The Giants were trailing 4-3 in the top of the sixth and while it didn’t feel like the game was out of reach (as it might’ve 20 games ago), it certainly felt like the offensive juggernaut of the past two nights wasn’t going to show up. Alex Dickerson grounded into a crucial double play with the bases loaded in the previous inning, which compelled me to utter aloud in an empty apartment, “Annnnnnd we’re back.” But not so!

Kevin Pillar called for time, didn’t get it, and got hit by a half-thrown pitch by a confused Luis Perdomo. Perdomo thought Pillar had been granted time out. He was wrong. That didn’t mean the Padres were totally boned. Perdomo was the one who got Dickerson to hit into that double play the previous inning and all he had to do was get Joe Panik to do the same to get out of this situation. Panik managed to stay out of a double play and hit a fly ball for an out.

Two outs and the right-handed Donovan Solano at the plate was a situation that still favored the Padres. But it didn’t work out for San Diego:

I .gif’d this one because the at bat tickled me. That’s not a great pitch by Perdomo. It cuts right back into the strike zone at the belt. It was a perfect pitch for a man of Solano’s height, though.

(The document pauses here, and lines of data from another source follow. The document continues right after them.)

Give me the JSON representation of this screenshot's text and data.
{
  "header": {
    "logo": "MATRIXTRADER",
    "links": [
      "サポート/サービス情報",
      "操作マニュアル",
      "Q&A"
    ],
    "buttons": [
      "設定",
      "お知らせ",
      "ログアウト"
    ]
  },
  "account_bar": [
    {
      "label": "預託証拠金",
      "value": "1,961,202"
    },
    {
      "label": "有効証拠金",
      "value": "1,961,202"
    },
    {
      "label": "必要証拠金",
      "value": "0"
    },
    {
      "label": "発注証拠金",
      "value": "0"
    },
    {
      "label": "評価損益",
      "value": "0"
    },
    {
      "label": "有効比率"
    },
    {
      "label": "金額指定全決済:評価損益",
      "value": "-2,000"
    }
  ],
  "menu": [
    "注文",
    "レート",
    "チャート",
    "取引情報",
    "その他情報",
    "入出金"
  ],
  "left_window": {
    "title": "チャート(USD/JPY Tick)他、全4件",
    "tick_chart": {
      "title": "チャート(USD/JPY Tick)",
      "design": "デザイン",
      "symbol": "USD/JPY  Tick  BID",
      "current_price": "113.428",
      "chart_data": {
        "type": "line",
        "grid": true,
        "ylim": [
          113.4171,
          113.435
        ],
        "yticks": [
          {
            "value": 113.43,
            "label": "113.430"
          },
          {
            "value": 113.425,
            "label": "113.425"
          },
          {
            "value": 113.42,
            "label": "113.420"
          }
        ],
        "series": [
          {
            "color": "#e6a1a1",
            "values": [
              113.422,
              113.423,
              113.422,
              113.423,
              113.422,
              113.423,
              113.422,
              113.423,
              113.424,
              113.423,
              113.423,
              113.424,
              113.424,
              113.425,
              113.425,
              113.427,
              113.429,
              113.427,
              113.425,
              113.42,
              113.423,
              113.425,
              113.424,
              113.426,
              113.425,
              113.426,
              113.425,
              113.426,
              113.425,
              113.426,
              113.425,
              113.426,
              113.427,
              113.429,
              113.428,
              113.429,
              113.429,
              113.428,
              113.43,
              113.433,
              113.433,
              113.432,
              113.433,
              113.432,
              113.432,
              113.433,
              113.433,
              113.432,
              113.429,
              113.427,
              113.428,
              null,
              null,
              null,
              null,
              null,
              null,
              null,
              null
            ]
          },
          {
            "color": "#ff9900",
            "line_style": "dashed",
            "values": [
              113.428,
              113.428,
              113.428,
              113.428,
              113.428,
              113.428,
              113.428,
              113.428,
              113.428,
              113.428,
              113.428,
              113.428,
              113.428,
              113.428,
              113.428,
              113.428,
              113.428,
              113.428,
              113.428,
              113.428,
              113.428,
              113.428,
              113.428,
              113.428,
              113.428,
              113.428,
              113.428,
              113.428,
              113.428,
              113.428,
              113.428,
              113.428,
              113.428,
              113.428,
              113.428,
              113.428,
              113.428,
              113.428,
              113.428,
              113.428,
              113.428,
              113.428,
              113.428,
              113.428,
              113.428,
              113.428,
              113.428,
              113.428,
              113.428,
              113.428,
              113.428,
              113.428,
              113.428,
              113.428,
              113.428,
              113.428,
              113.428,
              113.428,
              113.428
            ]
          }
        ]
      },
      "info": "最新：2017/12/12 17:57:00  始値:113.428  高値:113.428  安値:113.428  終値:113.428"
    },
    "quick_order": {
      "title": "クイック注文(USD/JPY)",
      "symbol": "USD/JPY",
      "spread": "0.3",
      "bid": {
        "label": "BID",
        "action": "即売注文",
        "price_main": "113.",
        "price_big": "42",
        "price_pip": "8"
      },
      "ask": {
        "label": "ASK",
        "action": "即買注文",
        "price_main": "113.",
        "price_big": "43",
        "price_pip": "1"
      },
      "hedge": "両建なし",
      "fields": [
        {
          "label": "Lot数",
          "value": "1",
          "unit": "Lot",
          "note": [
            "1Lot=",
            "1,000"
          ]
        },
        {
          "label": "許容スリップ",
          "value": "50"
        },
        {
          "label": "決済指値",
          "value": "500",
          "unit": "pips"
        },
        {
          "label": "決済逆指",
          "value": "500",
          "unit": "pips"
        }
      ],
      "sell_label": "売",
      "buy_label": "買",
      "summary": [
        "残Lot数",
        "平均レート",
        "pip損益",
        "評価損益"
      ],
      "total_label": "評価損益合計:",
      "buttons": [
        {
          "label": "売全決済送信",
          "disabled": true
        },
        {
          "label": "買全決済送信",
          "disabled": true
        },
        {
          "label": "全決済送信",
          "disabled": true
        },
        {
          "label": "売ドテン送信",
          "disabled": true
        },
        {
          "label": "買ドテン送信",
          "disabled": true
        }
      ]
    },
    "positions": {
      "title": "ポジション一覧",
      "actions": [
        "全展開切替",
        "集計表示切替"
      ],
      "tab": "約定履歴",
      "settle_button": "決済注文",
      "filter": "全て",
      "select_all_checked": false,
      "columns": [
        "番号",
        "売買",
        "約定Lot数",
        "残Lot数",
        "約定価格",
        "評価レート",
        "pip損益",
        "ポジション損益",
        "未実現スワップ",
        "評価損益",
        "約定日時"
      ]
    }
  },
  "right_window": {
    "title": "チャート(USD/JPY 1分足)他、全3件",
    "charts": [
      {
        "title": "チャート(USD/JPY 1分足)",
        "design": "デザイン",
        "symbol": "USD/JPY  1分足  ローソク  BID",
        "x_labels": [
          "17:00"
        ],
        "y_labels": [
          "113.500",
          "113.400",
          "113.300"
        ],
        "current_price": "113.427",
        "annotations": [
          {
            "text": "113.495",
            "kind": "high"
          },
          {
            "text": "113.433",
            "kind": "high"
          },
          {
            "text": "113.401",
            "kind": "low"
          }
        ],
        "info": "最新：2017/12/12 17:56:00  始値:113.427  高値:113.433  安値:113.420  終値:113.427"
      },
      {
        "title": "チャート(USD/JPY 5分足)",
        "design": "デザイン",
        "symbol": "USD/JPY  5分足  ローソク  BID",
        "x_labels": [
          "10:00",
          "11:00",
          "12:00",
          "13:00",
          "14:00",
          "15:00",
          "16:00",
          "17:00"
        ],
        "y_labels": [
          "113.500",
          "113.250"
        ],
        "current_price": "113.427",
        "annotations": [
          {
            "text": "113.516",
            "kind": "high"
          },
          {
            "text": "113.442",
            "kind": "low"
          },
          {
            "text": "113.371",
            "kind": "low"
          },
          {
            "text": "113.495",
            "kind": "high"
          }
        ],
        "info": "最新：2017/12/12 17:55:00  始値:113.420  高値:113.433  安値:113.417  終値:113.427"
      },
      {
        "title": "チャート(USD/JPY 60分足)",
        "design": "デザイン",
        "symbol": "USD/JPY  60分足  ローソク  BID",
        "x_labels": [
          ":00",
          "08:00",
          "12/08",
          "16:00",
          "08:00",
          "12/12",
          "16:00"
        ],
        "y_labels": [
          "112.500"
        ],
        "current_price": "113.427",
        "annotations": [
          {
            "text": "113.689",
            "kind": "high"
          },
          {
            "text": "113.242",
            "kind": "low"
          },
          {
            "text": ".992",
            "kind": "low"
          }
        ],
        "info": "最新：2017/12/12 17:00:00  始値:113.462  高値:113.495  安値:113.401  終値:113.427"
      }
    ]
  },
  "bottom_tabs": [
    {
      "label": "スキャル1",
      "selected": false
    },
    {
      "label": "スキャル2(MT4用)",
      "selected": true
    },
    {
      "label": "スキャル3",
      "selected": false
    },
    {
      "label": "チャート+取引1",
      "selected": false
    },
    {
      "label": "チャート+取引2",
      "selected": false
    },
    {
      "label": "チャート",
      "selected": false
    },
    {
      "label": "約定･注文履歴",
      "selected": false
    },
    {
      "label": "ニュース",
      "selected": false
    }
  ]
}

If Perdomo throws that same type of pitch to a taller batter, he probably gets the ground ball he was looking for, or at least some kind of weird pop up.

Instead, it went right into a diminutive hot zone and gave Solano his only hit of the night. That’s what happens when you’re going good, though. You tend not to miss mistakes.

Need to highlight one more thing before I wrap this up. Here’s Alex Dickerson’s strikeout in the top of the seventh inning:

Front door sinker. Brutal. Maybe a ball, but Austin Hedges framed it well. I’m pointing this out because the next batter, Stephen Vogt, clearly watched this at bat and knew what to expect if he got to two strikes:

Craig Stammen throws that to almost the exact same spot. Vogt did pretty much the only thing he could do with a pitch that far down and in. He spoiled the pitch more than anything, and fouled off two more pitches before flying out.

I’m spotlighting this because this was a lengthy at bat by Stephen Vogt. It was a concerted effort despite a 3-run lead. It was smart hitting, too. Stephen Vogt always has an idea of what he’s going to do at the plate. At the very least, he’s average in every tool.

Shaun Anderson was not great tonight, catching too much of the zone and throwing too many meatballs to the aggressive power hitters in the Padres’ lineup, but the rest of the roster picked up the slack. For the moment, the Giants have cobbled together something resembling a league average team. That could very well mean that until this thing’s blown up for prospects at the deadline, they’re going to be susceptible to and beneficiaries of all the typical fortunes that befall an average team over the course of a season and not just totally bad stuff all the time. I feel... joy.